A major soil pollution study, carried out by China’s leading environment watchdog, will remain under wraps as China classifies it as a state secret, reports the Guardian.
Worse-than-awful air pollution in Beijing this winter has raised public awareness of pollution to new levels. Reports that a quarter of the country’s population is falling ill with cancer, plus rising rates of respiratory illnesses and other health issues, are raising the red flag about China’s barreling economy and lack of environmental regulations.
But experts suspect that the worst problems have yet to surface. A 2006 report said 10 percent of China’s farmland was polluted, but it’s estimated that 40 percent of the soil is contaminated with heavy metals and arsenic from mining, the Guardian says. That could spell trouble for China’s ability to raise food and livestock down the road.
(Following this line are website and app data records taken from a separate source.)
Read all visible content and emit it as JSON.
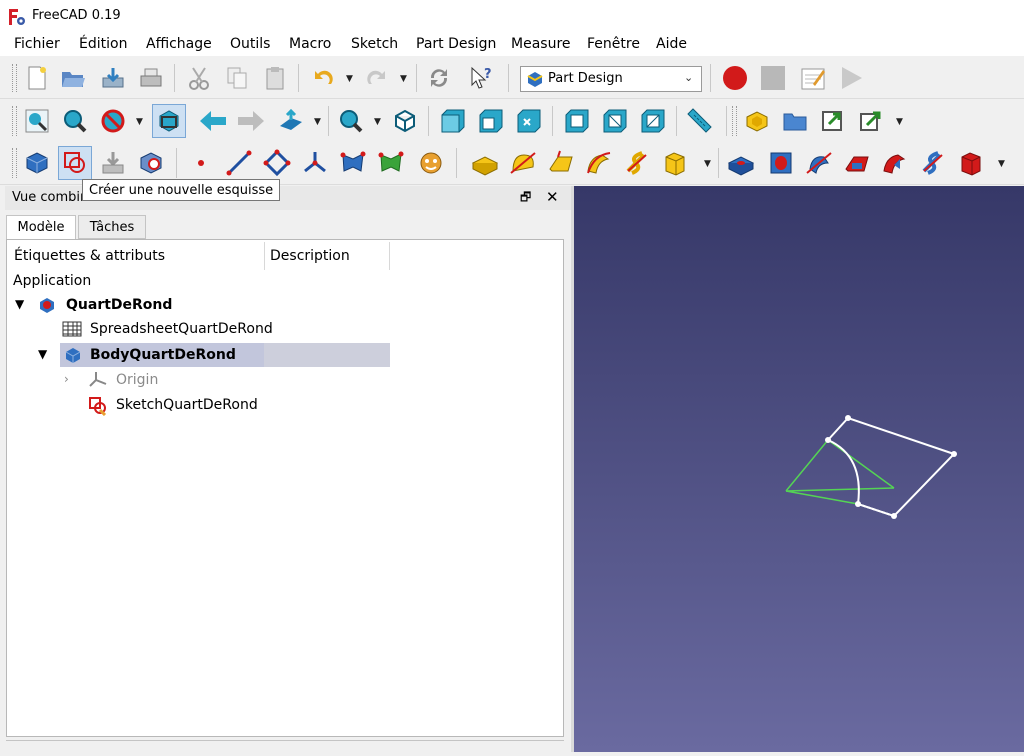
{
  "window": {
    "title": "FreeCAD 0.19"
  },
  "menu": [
    "Fichier",
    "Édition",
    "Affichage",
    "Outils",
    "Macro",
    "Sketch",
    "Part Design",
    "Measure",
    "Fenêtre",
    "Aide"
  ],
  "workbench": {
    "selected": "Part Design"
  },
  "tooltip": {
    "text": "Créer une nouvelle esquisse"
  },
  "panel": {
    "title": "Vue combinée",
    "tabs": [
      "Modèle",
      "Tâches"
    ],
    "columns": [
      "Étiquettes & attributs",
      "Description"
    ],
    "tree": {
      "root": "Application",
      "document": "QuartDeRond",
      "spreadsheet": "SpreadsheetQuartDeRond",
      "body": "BodyQuartDeRond",
      "origin": "Origin",
      "sketch": "SketchQuartDeRond"
    }
  },
  "colors": {
    "view_top": "#363868",
    "view_bottom": "#6a6aa0",
    "sketch_white": "#ffffff",
    "sketch_green": "#54d454",
    "icon_blue": "#1f77b4",
    "icon_teal": "#2aa7c9",
    "icon_red": "#d21a1a",
    "selection": "#cdcfdc"
  },
  "icons": {
    "record": "record-macro-icon",
    "stop": "stop-macro-icon",
    "play": "play-macro-icon"
  }
}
The soil pollution report was finished in 2010 by the Ministry of Environmental Protection, but has been held back from publication.
Dong Zhengwei, a lawyer, requested the findings of the five-year study, reported the state-run Global Times newspaper.
“The environmental ministry has been releasing real-time information about air pollution even though the air in Beijing was so bad last month,” Dong said. “In contrast, soil pollution is a ‘state secret’. Does this suggest that the land is contaminated much worse than the air?”
via The Guardian